There also are challenges: Districts have strongly entrenched, difficult-to-change values and practices. Ethical and practical considerations limit acceptable research designs. Districts have limited resources for teacher training and program implementation. Classroom staff may have limited ability or willingness to implement interventions with fidelity. Finally, educators may be suspicious of researchers’ motivation.
Objectives: to present the strategies and experiences of the Autism Instructional Methods Study (AIMS) in partnering with a large school district to implement a randomized field trial of two classroom-based interventions for children with autism
The study was planned in close collaboration with district administrators over a 2-year period. Early planning centered solely on issues important to district personnel. District personnel led efforts to evaluate and choose intervention programs for implementation. A test of two interventions (rather than a “teaching as usual” control group) was conceived based on practical and research considerations. To recruit teachers, letters were sent from the district and the PI visited schools. Union officials were involved in approving data collection, especially videotaping.
Compensation for teachers and parents was high.
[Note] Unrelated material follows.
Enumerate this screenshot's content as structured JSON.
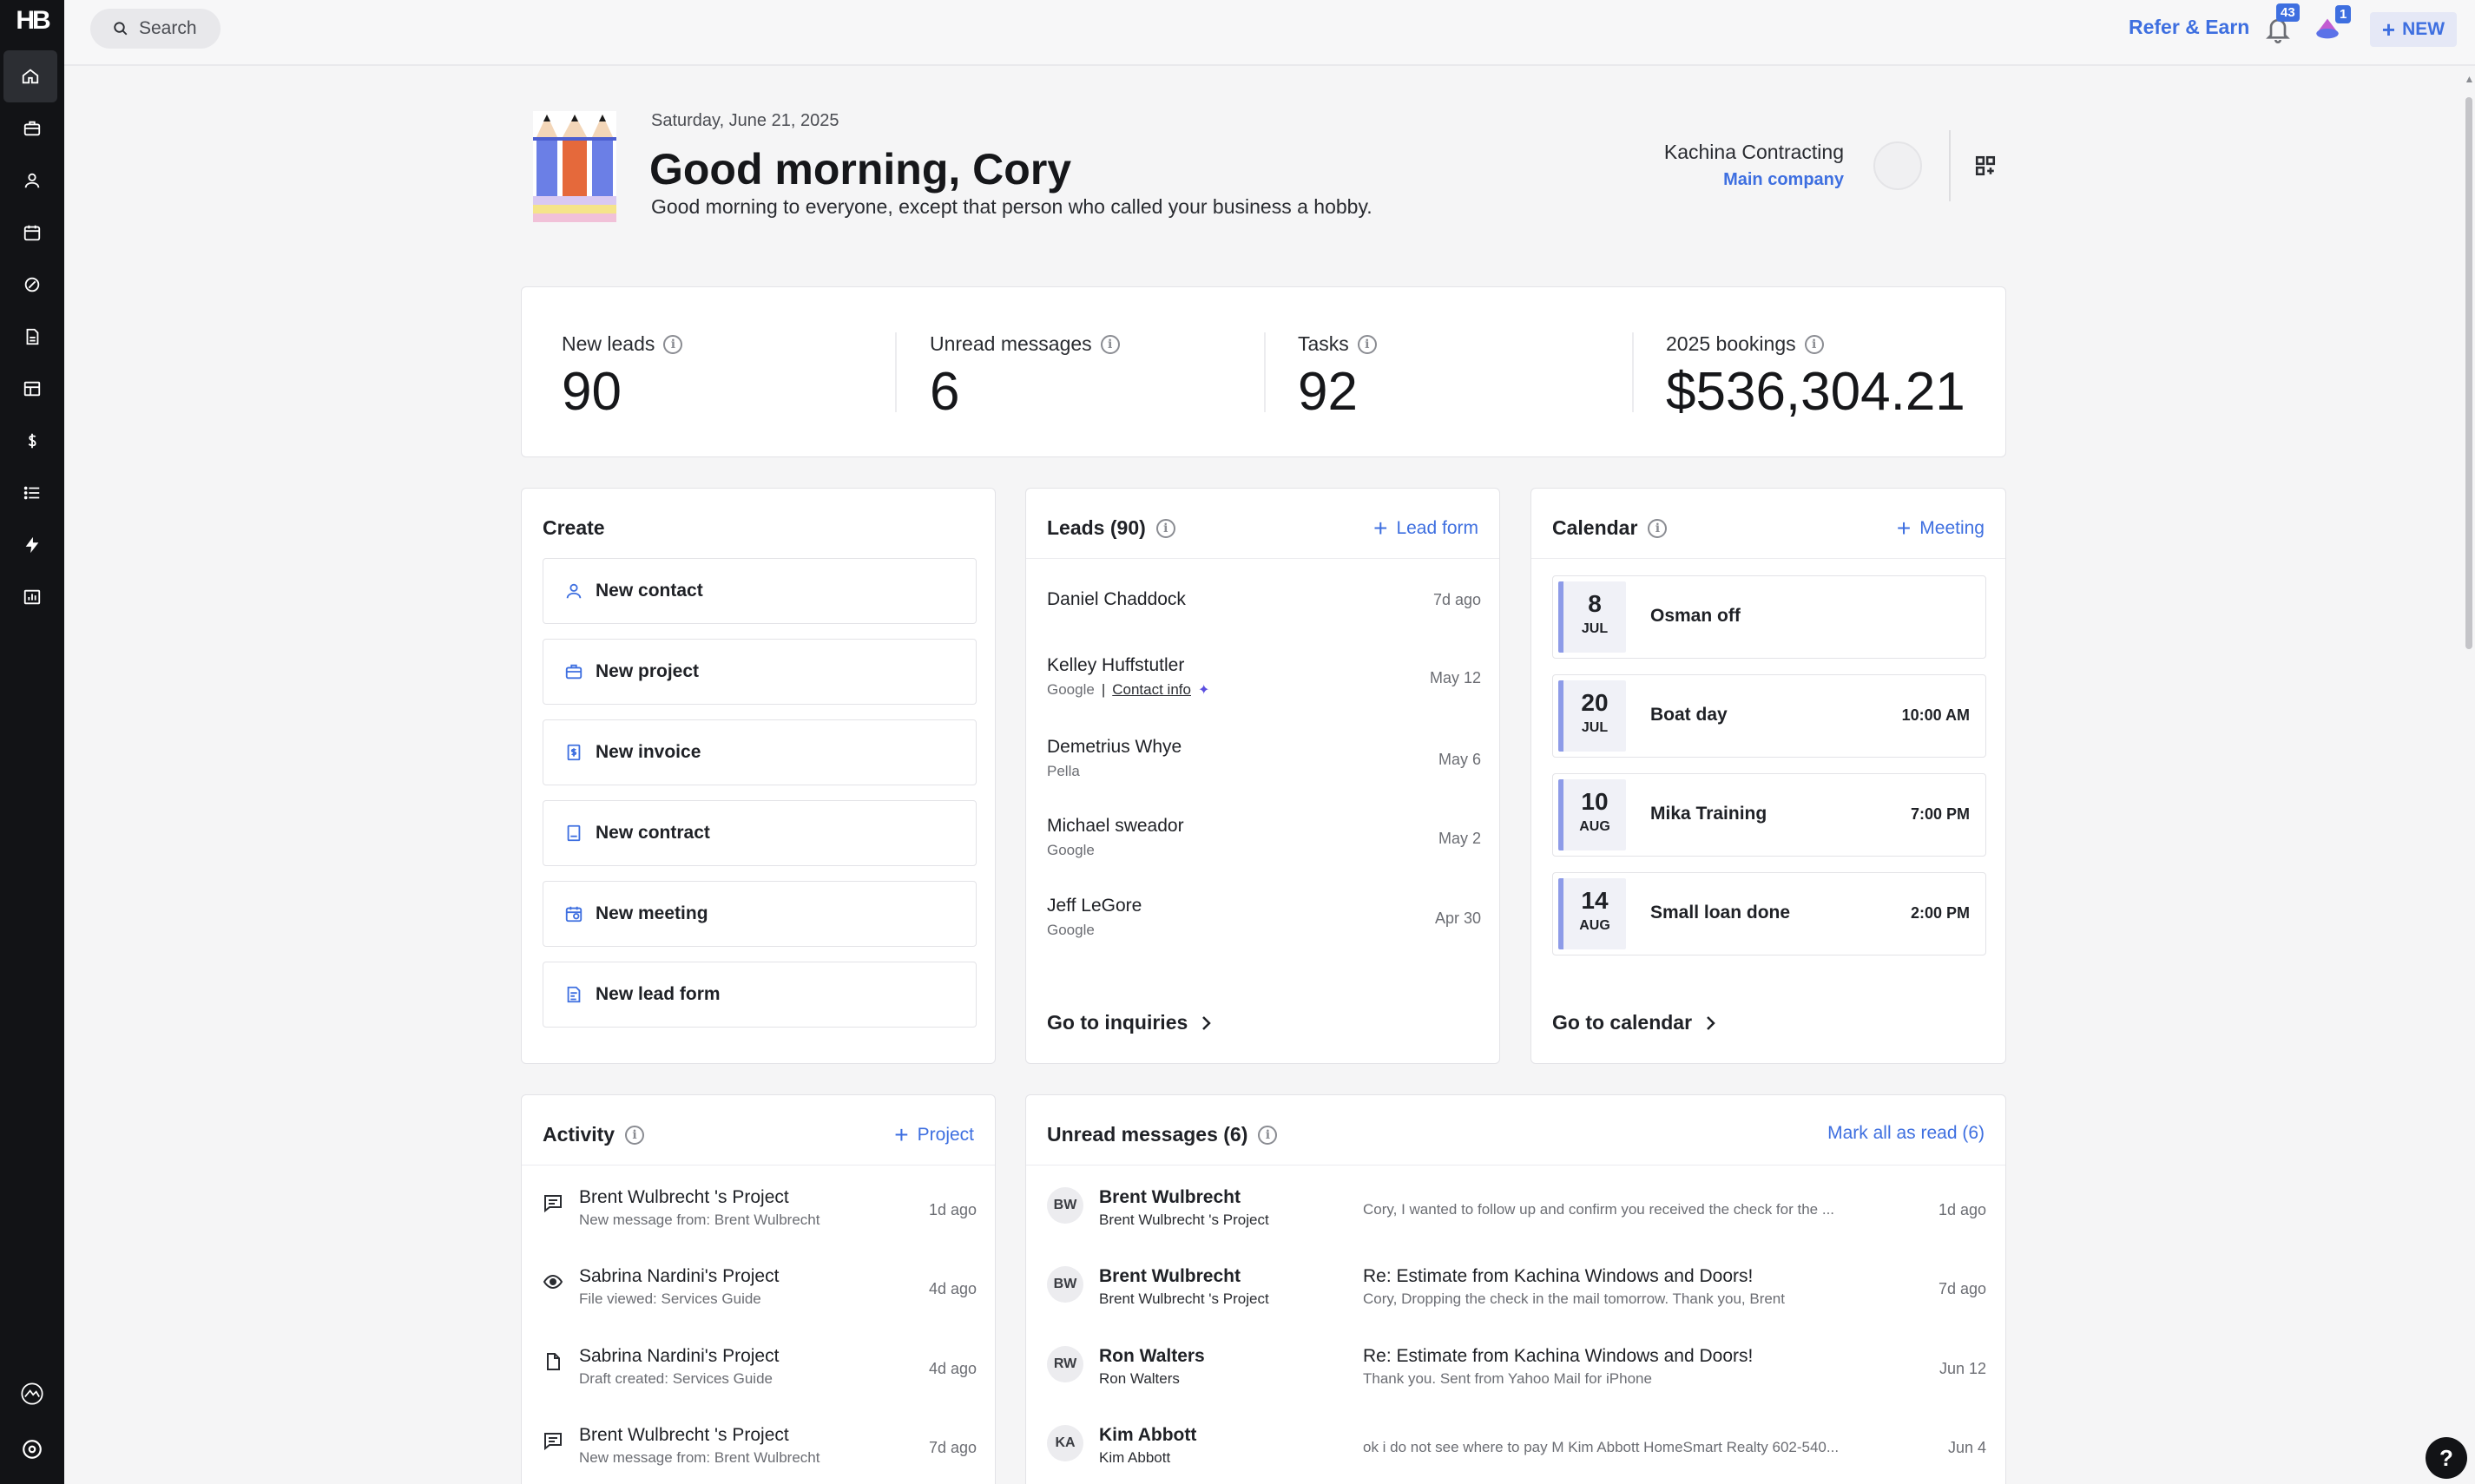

Parent burden was minimized by conducting assessments at schools. Student recruitment was done through teachers and early intervention transition teams. Passive consent was used for nonparticipating students so videotaping could occur.
To date, 370 students have been consented, comprising >60% of eligible students. Education staff in 54 of 66 classrooms received training in Years 1 and/or 2 of the study, with 49 classrooms participating in Year 2. Based on preliminary results, the district chose one of the interventions to be implemented in all K-2 autism support classrooms. Local staff and district personnel shadowed the program developers/trainers to develop local expertise in coaching.
Unanticipated challenges included poor communication with principals, which made direct assessments difficult; classroom staff changing classrooms based on seniority; difficulty in obtaining professional development days for training, and changes in district staffing, which inhibited the transfer of capacity for teacher coaching from the research team to the district. Some of these challenges were addressed by creating a monthly newsletter for families and district staff, working with the district and union to keep teachers in their classrooms, and reclassifying assistants as autism specialists. Because the district adopted the program, staff training was moved from weekends to professional development days, which greatly facilitated training. The issue of capacity transfer is challenging and may necessitate ongoing relationships between the district and researchers.
Conclusions: This type of large-scale partnership to conduct rigorous, meaningful research is feasible, but will require rethinking some issues related to intervention and research design.